Question 1: What is the research question? [3 marks]
Question 2: Describe the study population. How were participants recruited? Are there any potential sources of bias related to the sample? If so, how would this have impacted on the observed results? [8 marks]
a) What is the exposure and how is it measured? [3 marks]
b) What is the outcome and how is it measured? [3 marks]
c) Discuss the potential for (differential and non-differential) measurement bias in this study, related to both the exposure and outcome variables. Did the authors address these potential sources of error? Describe the likely practical consequences on the results.
What are the main findings of the study? In your answer, include an explanation of the odds ratio (OR), incidence rate, incidence rate ratio (IRR) and 95% confidence interval, as appropriate. Are the results likely to be affected by chance variation? Why or why not?What variables did the authors consider as potential confounders? Explain the term “confounding” using one of these confounders to illustrate your answer. How do the authors deal with confounding in this study? Are there any other potential confounders not taken into account? Are the results likely to be affected by confounding? If so, describe how.external validity. Consider whether the findings can be applied to the actual population from which the study population was derived, and the target population; and whether the results can be applied to other relevant populations.

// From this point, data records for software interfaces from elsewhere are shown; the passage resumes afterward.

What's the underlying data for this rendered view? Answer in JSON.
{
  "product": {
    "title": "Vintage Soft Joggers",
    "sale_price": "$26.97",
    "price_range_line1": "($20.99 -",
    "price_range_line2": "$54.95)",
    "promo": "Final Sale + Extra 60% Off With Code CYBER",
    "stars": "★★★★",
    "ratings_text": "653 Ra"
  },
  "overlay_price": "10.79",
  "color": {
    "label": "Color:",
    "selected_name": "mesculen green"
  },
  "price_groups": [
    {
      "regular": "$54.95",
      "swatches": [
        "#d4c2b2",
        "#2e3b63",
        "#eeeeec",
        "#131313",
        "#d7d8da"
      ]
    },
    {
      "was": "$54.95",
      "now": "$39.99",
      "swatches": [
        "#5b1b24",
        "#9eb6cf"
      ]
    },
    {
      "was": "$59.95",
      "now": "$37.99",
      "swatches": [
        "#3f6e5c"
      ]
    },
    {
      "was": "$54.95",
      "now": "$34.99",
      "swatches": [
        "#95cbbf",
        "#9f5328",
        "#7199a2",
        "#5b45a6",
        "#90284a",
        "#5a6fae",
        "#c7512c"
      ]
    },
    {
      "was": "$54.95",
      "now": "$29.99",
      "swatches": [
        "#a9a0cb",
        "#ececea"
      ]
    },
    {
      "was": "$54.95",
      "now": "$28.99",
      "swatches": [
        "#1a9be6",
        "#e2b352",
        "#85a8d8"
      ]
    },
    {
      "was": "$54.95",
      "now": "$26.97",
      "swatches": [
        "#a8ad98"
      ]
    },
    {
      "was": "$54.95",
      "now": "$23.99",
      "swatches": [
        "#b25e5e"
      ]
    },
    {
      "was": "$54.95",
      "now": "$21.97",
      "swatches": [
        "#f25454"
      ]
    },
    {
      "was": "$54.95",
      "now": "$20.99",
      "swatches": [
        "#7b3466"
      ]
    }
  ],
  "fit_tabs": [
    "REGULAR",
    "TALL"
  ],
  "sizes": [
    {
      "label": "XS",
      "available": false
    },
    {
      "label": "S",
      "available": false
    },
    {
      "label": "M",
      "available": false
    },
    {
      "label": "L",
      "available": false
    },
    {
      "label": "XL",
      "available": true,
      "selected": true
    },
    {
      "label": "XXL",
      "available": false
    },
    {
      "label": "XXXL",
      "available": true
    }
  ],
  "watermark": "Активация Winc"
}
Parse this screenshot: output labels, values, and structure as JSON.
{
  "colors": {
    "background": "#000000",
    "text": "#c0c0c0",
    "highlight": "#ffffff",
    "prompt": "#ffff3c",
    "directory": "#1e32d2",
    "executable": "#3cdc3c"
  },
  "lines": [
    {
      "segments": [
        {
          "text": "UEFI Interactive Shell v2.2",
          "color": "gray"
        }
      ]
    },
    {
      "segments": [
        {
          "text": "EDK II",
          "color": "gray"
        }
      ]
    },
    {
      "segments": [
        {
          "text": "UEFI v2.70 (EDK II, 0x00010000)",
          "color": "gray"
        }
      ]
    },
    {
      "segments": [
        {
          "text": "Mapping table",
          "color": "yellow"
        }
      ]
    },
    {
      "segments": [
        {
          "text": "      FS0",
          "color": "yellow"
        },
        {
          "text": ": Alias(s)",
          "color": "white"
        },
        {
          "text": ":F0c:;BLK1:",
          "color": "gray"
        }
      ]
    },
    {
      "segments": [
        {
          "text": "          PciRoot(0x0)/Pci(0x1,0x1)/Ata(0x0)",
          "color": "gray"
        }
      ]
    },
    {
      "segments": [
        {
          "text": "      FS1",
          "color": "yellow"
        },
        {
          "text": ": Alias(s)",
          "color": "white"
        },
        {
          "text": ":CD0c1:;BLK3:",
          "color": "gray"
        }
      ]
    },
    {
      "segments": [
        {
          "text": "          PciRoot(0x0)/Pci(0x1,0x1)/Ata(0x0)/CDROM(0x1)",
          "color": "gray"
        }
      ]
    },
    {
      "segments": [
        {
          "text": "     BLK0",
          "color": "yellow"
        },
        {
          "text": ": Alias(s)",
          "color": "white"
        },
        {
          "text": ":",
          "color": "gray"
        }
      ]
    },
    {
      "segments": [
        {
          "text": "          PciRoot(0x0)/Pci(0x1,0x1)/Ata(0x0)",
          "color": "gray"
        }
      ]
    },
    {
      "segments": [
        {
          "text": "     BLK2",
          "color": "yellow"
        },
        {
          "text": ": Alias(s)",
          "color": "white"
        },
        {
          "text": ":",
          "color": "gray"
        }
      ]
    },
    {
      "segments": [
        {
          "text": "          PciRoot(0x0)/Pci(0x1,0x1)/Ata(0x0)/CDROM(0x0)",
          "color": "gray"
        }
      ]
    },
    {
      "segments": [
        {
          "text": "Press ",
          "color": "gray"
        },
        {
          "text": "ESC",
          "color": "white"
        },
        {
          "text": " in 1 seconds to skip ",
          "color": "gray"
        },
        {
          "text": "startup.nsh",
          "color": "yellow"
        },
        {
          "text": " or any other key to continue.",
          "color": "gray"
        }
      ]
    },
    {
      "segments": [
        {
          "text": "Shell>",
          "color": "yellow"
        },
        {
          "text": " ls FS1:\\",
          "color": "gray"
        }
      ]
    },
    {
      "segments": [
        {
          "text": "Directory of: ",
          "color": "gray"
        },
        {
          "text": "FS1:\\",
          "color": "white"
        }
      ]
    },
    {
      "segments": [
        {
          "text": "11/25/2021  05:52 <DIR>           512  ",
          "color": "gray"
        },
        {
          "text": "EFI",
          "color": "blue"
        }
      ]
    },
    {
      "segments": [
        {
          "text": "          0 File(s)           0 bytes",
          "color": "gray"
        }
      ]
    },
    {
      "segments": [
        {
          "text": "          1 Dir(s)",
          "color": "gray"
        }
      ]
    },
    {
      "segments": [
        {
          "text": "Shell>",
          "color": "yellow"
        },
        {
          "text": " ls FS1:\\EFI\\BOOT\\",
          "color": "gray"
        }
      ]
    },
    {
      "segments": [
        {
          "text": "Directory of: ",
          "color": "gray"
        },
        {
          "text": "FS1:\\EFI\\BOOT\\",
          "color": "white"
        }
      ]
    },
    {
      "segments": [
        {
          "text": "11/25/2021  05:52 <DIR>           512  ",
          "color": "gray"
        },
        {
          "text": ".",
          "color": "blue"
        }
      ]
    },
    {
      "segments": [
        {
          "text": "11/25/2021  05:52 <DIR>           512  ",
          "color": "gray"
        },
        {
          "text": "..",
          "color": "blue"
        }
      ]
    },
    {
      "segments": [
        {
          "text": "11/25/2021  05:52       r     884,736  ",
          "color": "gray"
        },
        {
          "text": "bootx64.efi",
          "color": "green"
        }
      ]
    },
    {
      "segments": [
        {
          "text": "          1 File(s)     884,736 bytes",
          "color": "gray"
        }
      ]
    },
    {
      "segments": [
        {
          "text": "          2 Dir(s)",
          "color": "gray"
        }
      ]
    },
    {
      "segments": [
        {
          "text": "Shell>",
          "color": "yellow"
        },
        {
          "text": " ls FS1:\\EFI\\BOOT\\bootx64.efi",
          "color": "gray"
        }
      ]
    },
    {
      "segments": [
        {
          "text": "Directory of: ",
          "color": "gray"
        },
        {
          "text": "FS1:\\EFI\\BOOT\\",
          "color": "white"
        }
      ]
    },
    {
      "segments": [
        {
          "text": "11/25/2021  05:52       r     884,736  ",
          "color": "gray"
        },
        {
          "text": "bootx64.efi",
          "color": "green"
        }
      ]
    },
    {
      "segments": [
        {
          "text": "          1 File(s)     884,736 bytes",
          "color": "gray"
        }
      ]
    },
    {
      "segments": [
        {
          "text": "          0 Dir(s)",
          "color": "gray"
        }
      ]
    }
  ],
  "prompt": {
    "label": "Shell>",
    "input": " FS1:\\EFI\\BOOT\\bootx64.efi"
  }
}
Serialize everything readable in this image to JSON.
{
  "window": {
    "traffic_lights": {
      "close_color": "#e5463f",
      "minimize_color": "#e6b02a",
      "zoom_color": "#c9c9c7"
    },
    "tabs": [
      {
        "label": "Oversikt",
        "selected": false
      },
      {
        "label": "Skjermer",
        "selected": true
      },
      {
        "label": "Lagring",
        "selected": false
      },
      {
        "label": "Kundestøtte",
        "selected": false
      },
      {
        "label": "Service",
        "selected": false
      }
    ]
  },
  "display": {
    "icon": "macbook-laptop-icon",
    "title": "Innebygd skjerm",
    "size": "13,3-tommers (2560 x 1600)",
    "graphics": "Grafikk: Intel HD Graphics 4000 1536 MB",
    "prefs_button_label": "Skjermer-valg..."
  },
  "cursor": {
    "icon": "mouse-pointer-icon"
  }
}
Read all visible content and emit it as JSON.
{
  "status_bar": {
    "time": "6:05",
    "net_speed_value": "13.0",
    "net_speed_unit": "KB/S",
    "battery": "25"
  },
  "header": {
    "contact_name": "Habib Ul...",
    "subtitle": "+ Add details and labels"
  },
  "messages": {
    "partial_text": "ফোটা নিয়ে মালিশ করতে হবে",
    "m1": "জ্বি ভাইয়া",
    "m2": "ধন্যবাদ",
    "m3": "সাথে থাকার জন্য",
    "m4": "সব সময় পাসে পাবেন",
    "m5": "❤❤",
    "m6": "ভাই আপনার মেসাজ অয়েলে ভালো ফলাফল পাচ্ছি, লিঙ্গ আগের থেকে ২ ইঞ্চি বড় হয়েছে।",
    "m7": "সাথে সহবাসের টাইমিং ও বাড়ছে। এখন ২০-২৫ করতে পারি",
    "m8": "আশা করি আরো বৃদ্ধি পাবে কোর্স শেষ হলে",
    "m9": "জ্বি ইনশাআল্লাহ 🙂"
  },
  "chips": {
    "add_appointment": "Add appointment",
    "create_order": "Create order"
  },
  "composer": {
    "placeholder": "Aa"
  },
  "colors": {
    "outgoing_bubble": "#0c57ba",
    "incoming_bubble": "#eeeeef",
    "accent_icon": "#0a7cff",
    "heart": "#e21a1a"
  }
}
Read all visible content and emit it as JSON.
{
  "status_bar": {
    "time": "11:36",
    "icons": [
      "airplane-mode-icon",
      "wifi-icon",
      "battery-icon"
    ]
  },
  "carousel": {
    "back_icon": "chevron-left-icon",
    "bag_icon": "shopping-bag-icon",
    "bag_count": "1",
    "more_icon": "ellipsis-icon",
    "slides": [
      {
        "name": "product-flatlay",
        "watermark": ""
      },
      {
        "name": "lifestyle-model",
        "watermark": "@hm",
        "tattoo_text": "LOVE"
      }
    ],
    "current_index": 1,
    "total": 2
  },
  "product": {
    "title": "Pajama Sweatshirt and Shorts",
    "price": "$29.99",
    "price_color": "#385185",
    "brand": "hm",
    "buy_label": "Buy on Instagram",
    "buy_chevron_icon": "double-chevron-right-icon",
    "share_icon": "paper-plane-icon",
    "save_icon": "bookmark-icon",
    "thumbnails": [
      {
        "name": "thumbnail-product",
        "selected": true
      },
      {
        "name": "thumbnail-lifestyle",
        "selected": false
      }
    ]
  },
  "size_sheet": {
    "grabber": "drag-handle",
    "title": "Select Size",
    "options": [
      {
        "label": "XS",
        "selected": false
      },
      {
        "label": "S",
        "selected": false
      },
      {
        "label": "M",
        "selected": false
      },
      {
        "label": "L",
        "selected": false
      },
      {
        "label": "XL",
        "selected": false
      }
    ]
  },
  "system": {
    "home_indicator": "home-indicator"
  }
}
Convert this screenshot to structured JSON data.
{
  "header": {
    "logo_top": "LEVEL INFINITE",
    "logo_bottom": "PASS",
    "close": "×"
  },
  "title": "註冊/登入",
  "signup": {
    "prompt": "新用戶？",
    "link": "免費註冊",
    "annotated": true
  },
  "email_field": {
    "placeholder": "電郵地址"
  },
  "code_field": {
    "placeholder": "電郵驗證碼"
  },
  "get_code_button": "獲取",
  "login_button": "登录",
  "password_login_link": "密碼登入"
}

Comment on the overall contribution of your chosen paper to the current state of evidence on that issue. Discuss the extent to which the observed association between the exposure and the outcome can be attributed to causal and non-causal explanations. Consider the Bradford-Hill Criteria for Causality in your response. Explain how answers to previous questions support or detract from claims for causality and validity, and present any other issues you think are important.